The new faces also fit the bill perfectly. After being initially skeptical about Shia LaBeouf jumping aboard the Indy train as the suspected heir to this billion-dollar entity, I was pleasantly surprised at his performance. Hell, I may even watch the next edition when LaBeouf takes the reins and Ford is relegated to the role of Sean Connery. LaBeouf possesses the same innate wit and sarcasm as the old man while still managing to charm the pants off anyone he comes across. Cate Blanchett is also an intriguing villain and a formidable adversary for the good doctor. It was a nice casting job plugging her in here as the underhanded commie. Karen Allen made an effective return and neatly ties together some of the other new pieces.
You may notice there isn’t a whole lot here about the plot itself. But what do you actually need to know that couldn’t be surmised from the previous films? Indy is better than ever, wiser with age, and the chase for the elusive “crystal skull” will pit them against some badass commies and into some devastating situations. As if you needed to know, Indy will take care of business as always and yet still manage to keep you on the edge of your seat. If that’s not enough to get you to the theater, then don’t bother.

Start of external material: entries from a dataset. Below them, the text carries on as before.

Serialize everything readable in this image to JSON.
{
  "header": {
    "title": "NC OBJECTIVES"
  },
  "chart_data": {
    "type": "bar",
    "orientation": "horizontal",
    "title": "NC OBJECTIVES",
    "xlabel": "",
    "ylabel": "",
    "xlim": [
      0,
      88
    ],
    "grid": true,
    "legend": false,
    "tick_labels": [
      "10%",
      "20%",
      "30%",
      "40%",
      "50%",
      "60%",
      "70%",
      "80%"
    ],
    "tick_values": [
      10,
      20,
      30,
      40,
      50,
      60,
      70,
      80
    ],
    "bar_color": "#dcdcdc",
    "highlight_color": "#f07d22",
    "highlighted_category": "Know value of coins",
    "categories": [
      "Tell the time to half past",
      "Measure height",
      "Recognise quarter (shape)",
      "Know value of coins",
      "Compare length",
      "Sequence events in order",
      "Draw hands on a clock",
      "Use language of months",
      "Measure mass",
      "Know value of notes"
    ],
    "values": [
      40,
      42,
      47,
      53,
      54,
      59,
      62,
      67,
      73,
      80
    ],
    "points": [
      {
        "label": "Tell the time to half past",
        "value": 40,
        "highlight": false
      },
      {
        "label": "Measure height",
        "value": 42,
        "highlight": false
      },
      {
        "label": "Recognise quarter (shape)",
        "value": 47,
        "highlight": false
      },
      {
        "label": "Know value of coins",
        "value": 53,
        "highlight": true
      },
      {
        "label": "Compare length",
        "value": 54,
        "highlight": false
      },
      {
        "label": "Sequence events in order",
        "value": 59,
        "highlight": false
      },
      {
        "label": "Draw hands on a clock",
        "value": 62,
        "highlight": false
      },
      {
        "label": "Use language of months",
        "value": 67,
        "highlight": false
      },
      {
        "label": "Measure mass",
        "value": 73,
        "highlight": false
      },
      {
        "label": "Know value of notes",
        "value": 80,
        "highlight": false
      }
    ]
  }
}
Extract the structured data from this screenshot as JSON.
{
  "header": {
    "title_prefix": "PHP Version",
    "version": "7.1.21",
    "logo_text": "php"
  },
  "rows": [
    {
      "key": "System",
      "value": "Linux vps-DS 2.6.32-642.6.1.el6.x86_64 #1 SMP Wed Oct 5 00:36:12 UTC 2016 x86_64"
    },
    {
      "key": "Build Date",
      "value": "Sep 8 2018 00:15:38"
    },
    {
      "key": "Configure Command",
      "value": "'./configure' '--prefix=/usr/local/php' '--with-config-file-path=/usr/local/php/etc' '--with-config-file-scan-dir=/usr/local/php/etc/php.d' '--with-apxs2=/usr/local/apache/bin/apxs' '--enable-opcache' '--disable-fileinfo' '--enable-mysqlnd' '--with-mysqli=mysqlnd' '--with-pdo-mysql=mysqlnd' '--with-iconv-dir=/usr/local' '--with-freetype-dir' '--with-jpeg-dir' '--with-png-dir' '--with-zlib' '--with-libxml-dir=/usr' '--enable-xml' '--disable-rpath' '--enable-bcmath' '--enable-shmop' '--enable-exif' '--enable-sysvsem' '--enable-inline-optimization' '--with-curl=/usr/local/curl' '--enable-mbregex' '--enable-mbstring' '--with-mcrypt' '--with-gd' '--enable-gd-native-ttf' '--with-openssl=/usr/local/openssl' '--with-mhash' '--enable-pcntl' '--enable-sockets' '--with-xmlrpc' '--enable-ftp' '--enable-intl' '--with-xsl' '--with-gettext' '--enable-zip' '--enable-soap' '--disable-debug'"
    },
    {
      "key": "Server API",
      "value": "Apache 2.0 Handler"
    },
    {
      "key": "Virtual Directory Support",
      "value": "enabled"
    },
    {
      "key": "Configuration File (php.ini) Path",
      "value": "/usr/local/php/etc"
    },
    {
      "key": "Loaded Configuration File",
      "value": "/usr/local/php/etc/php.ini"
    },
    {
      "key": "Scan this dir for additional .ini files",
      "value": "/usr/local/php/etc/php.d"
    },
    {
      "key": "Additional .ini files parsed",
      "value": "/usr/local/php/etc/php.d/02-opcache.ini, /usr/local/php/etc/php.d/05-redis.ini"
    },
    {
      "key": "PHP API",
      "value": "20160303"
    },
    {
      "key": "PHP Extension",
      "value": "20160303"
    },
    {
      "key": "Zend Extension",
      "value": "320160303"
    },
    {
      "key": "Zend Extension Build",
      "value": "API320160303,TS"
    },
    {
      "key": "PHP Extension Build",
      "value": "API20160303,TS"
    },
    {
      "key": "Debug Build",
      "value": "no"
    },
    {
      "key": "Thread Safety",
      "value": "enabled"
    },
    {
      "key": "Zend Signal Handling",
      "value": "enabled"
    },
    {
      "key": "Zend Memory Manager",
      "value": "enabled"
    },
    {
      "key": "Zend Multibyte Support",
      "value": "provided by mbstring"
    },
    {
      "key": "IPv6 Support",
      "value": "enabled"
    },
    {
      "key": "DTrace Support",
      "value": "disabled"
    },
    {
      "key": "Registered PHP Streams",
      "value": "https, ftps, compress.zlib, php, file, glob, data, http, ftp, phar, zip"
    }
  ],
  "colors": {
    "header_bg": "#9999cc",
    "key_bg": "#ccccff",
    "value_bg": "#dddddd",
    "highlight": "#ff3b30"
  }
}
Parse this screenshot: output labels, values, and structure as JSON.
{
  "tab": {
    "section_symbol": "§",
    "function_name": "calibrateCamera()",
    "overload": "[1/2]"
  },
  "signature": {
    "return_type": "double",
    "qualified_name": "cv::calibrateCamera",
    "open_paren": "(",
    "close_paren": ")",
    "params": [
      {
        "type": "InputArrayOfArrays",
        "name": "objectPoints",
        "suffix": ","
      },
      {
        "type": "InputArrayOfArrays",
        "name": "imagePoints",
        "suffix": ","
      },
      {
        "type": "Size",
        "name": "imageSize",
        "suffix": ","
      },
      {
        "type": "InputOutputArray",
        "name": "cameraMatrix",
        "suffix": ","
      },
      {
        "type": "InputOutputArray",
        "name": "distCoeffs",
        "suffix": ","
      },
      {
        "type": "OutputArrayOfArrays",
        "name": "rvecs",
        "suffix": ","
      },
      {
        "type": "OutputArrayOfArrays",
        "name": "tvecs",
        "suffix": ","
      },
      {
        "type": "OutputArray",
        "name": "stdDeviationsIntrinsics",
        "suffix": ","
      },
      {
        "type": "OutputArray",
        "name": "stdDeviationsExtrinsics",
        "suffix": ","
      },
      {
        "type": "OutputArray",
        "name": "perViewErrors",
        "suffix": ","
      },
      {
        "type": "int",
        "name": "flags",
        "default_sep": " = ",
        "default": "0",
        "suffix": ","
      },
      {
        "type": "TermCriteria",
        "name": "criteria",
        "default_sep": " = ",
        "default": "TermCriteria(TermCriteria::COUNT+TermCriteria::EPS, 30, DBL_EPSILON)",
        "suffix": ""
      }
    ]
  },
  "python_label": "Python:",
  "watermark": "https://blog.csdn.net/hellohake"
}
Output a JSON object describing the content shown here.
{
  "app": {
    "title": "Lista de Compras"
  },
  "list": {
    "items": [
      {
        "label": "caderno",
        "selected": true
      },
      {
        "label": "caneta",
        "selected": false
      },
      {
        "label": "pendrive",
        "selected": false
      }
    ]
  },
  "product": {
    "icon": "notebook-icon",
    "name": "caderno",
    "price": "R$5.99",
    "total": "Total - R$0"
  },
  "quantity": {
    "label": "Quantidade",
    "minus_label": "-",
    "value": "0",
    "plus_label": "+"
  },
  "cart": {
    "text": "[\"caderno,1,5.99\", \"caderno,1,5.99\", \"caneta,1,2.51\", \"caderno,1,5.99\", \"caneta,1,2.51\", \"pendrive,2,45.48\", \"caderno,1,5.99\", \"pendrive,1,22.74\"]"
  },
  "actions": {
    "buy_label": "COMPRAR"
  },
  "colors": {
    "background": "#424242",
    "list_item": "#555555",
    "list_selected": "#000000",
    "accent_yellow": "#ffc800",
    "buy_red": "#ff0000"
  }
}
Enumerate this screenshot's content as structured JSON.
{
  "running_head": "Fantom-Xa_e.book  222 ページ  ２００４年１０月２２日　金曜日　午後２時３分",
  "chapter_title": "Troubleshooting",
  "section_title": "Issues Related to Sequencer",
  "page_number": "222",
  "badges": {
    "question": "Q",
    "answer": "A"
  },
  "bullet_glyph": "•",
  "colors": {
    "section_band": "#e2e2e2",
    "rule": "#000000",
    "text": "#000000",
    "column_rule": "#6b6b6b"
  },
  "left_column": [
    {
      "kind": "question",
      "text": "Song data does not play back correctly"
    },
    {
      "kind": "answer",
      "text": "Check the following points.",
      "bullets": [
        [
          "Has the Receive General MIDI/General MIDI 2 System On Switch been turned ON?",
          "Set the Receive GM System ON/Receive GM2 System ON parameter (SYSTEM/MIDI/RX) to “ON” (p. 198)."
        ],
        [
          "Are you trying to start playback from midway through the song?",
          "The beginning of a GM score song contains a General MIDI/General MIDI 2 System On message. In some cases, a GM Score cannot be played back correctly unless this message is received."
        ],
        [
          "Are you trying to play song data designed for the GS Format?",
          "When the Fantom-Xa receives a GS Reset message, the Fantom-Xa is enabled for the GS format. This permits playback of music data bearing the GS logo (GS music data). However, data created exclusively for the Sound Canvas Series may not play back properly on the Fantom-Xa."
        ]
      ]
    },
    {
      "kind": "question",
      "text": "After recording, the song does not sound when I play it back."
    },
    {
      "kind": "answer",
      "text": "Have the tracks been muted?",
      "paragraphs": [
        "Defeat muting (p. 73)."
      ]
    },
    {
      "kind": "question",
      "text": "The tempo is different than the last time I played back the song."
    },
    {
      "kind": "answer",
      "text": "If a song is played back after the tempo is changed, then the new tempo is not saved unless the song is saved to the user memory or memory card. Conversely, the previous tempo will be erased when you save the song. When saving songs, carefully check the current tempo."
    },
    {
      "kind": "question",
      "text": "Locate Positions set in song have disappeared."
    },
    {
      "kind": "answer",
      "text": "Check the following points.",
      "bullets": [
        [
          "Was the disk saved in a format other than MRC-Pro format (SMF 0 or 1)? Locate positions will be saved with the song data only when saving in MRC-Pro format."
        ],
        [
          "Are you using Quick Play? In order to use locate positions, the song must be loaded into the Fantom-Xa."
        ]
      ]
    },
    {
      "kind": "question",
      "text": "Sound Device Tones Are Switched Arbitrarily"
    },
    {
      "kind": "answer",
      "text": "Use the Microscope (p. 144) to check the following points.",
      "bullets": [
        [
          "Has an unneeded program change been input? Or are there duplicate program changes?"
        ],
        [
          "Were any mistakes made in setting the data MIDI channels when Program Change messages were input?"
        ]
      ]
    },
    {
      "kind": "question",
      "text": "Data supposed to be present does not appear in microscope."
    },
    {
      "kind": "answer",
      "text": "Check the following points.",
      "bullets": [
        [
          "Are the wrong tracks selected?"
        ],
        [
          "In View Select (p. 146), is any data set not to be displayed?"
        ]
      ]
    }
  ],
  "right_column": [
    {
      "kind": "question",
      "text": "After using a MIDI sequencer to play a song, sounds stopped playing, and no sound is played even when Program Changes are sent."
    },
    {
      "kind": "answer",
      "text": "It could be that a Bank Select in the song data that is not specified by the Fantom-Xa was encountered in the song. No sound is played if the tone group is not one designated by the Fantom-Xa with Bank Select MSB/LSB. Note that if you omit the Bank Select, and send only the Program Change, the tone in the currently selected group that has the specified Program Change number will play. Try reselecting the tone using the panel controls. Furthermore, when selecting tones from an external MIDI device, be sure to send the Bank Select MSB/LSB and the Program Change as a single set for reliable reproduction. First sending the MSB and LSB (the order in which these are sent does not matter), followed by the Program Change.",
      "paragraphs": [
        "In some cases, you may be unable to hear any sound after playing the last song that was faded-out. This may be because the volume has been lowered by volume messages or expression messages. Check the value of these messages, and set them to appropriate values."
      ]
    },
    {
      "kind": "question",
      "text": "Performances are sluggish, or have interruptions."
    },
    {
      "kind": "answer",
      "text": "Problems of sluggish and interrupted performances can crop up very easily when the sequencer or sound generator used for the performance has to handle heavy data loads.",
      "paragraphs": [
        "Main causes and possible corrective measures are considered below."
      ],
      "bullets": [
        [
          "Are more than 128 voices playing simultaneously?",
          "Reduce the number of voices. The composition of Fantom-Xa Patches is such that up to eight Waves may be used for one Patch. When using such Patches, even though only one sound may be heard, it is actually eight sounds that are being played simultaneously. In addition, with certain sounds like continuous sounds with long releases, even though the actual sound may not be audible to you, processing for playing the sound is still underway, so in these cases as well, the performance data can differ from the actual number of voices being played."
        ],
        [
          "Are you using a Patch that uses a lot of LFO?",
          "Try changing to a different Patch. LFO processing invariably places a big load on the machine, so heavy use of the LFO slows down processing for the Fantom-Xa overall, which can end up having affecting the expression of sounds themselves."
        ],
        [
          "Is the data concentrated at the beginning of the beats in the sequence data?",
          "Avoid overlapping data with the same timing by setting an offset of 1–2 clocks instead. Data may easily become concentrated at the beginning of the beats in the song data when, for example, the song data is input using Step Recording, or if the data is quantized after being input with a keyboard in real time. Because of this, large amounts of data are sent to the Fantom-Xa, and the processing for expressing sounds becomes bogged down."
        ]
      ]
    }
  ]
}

While it wouldn’t be true to form if I allowed this review to conclude without some kind of criticism, it is nothing more than nitpicking at best. But there is no way The Movie Mind will toe the line and bow at the feet of the Lucas and Spielberg thrones like all the other drones without some kind of parting verbal-wedgie. The film could have gotten by on even less CGI (Computer Generated Graphics), even though they did their best to stay true to its roots and use as many real stunts as possible. I guess there also could have been a little bit less “supernatural” and more reliance on the good old fashioned Commies…and how about letting me drink a soda from any fast food joint in the world without Indy’s mug glaring back at me? I think the results will show this will go down as one of the most financially successful films ever created. And in a startling turn of events in the Hollywood landscape, it will actually deserve to be.
Interesting Cameo Appearance: Neil Flynn (aka “The Janitor” from the hilarious show, Scrubs) as Smith, a government agent who thinks Indy may be a commie.
Mutt Williams: You know for an old man you ain’t bad in a fight.
Indiana Jones: Thanks.
Mutt Williams: What are you, like 80?
Mutt Williams: You’re a teacher?
Indiana Jones: Part-time.
Agent Irina Spalko: You fight like a young man; eager to start and quick to finish.
Indiana Jones: I have a bad feeling about this.
Indiana Jones: Your name is Mutt? What kind of name is that?
Mutt Williams: The kind I chose, you gotta problem with that?
Agent Irina Spalko: No defiant last words, Dr. Jones?
Indiana Jones: I like Ike.
Indiana Jones: Their treasure wasn’t gold, it was knowledge. Knowledge was their treasure.
Marion Ravenwood: You must have had plenty of relationships between the years.
Indiana Jones: Yeah, they all had the same problem … they weren’t you.
Indiana Jones: So what are you, some kind of… triple agent?
Mac: Nah. I just lied about being a double.